## PROBLEM DESCRIPTION
Lines with the word "count" in them must be copied from the records below.

**** DATASET RECORDS ****

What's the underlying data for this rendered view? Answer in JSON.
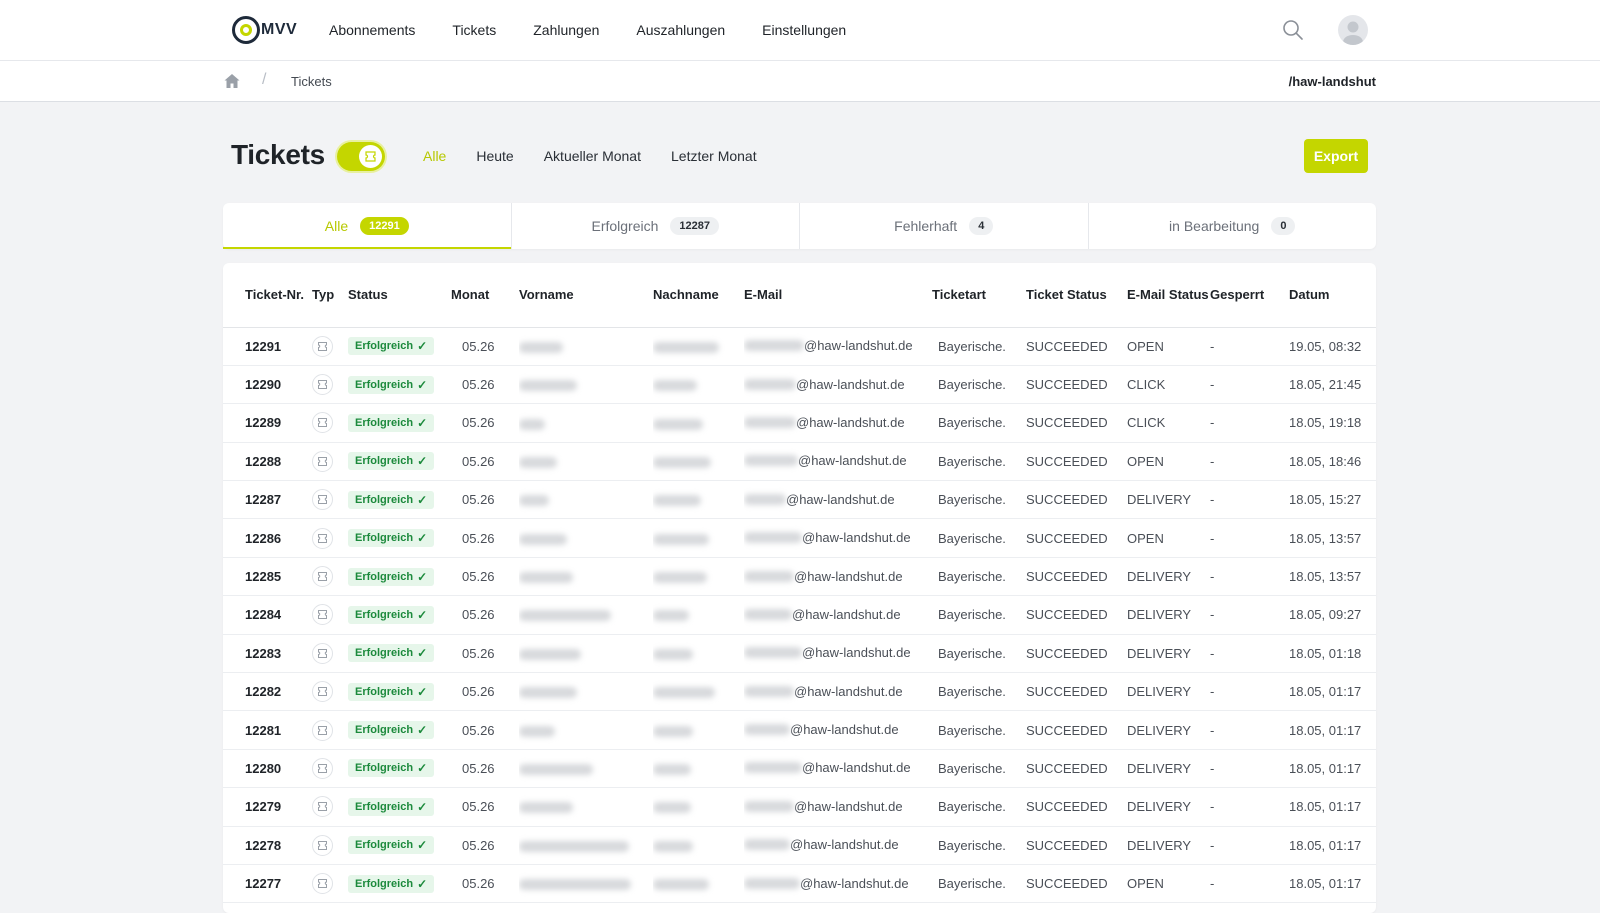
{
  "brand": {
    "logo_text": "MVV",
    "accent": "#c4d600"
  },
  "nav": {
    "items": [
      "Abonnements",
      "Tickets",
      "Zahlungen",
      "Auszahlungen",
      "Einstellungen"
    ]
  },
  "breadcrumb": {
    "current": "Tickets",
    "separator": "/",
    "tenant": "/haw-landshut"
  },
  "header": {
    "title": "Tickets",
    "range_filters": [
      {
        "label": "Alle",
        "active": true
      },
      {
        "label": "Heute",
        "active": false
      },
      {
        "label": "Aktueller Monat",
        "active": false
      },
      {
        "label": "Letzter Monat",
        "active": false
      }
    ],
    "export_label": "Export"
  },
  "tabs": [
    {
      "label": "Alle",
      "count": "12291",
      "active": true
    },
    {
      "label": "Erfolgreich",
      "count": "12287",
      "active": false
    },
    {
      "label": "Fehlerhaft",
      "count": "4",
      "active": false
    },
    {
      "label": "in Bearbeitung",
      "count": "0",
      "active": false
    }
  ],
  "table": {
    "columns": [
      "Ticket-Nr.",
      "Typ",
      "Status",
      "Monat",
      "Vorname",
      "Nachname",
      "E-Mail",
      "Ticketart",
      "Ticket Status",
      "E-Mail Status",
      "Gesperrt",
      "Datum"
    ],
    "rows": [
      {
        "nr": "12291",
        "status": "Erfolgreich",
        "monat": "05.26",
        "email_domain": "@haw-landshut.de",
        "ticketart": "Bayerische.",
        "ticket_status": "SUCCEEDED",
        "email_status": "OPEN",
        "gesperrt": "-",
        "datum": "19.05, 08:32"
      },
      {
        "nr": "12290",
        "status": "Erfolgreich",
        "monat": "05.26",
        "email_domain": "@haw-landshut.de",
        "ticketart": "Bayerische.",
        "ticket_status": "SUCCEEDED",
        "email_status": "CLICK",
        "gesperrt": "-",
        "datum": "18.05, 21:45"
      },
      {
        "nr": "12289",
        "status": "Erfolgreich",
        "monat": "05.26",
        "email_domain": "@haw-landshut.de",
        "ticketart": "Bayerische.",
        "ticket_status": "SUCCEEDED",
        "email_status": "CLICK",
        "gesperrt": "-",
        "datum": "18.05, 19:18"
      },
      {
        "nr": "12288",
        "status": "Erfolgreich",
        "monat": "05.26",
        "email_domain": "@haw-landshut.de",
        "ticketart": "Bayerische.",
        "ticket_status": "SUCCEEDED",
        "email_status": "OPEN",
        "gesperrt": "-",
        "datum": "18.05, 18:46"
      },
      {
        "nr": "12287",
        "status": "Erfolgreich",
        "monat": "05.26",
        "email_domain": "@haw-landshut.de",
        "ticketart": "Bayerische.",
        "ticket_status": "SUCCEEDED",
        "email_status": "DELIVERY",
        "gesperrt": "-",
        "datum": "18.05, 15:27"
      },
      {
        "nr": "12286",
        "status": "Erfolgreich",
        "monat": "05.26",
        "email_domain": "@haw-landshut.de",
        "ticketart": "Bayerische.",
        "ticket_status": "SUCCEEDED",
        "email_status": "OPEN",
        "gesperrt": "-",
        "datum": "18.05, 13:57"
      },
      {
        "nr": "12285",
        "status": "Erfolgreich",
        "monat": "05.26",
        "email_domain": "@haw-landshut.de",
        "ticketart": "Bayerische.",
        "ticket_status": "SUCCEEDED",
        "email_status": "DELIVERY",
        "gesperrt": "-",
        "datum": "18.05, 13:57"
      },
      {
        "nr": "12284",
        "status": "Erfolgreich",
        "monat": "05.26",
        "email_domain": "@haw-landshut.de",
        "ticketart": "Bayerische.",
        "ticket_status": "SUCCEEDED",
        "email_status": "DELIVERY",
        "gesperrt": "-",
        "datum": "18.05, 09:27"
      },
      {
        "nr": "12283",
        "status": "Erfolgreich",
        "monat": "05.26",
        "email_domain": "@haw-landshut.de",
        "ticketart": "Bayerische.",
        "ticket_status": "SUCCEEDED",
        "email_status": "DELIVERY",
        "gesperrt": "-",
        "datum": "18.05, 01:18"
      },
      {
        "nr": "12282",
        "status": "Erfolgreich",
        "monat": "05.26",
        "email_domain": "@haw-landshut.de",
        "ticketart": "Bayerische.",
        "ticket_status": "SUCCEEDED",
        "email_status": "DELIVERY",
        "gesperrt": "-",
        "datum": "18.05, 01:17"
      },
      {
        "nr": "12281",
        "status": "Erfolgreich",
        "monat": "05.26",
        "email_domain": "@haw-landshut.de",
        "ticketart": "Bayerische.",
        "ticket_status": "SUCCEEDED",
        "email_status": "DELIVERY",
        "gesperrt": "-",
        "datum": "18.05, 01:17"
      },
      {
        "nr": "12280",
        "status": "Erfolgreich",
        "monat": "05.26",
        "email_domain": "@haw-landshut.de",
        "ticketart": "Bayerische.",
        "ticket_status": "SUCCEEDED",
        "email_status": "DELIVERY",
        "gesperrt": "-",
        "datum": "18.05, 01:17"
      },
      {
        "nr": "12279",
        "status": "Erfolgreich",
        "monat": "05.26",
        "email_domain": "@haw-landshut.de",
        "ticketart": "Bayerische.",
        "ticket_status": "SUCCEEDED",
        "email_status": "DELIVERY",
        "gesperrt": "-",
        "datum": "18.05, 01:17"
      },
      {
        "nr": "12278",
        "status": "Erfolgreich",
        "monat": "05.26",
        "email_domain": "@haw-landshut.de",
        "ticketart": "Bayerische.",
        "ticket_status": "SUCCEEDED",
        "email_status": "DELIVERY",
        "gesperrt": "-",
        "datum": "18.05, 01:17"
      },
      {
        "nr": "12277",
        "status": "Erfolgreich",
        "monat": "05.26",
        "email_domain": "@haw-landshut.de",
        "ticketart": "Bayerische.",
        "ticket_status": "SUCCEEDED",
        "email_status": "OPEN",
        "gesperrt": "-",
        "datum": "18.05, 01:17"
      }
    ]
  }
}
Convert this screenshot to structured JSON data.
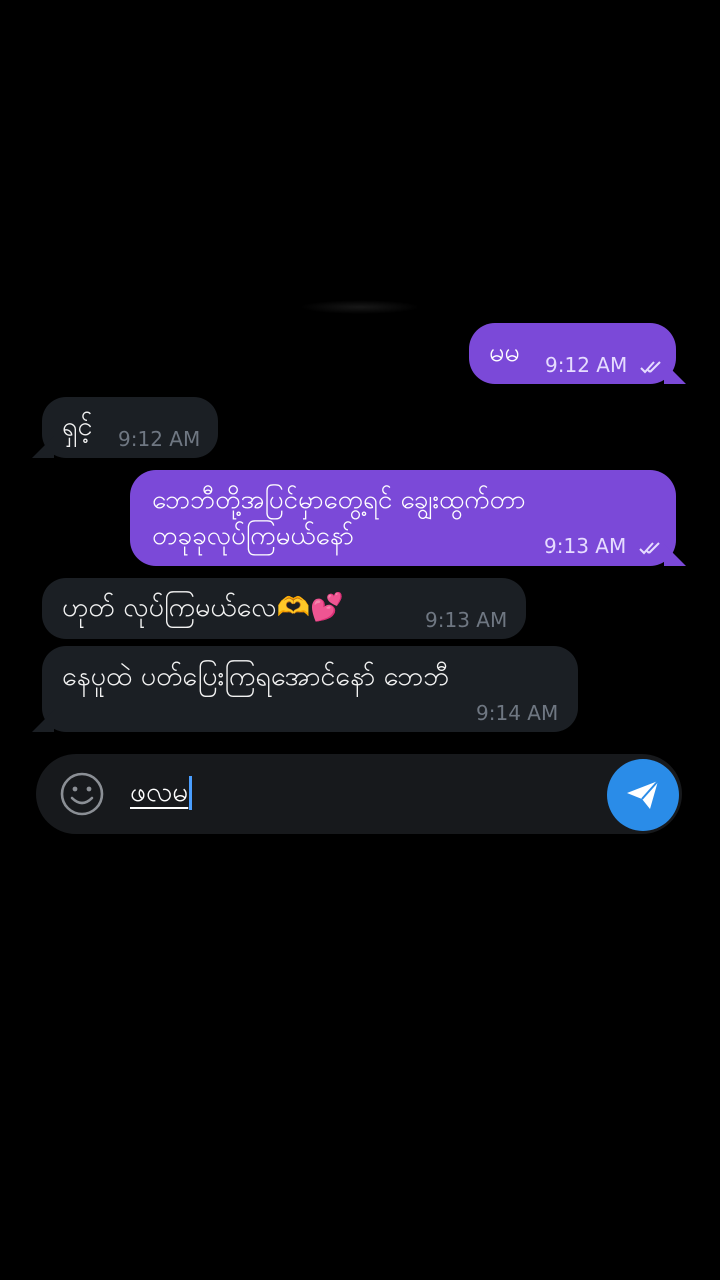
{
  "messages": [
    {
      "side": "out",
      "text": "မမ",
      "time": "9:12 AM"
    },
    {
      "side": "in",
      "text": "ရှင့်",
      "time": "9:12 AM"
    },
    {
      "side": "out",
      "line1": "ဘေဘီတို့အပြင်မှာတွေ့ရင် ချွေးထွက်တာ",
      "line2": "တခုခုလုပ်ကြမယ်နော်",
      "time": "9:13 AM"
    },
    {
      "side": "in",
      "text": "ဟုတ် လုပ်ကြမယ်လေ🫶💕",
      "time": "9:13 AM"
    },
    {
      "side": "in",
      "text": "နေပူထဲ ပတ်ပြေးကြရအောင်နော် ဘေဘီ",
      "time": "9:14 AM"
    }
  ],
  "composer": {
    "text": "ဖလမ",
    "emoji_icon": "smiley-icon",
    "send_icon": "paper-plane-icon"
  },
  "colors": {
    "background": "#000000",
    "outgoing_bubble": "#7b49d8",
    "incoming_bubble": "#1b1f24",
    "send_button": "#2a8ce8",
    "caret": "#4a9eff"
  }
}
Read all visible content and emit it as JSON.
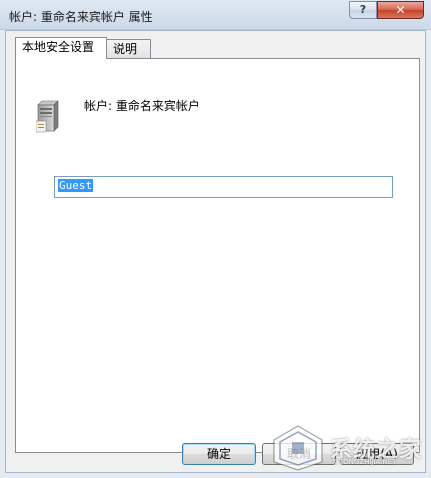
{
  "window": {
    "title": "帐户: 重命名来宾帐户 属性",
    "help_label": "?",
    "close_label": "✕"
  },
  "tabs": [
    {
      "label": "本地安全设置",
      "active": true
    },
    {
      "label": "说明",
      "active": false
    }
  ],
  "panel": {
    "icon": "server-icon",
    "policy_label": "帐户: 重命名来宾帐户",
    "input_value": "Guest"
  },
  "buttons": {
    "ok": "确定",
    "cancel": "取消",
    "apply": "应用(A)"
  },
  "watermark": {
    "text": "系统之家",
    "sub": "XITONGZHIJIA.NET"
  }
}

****

## YOUR SOLUTION
      "count": "12291",
      "count": "12287",
      "count": "4",
      "count": "0",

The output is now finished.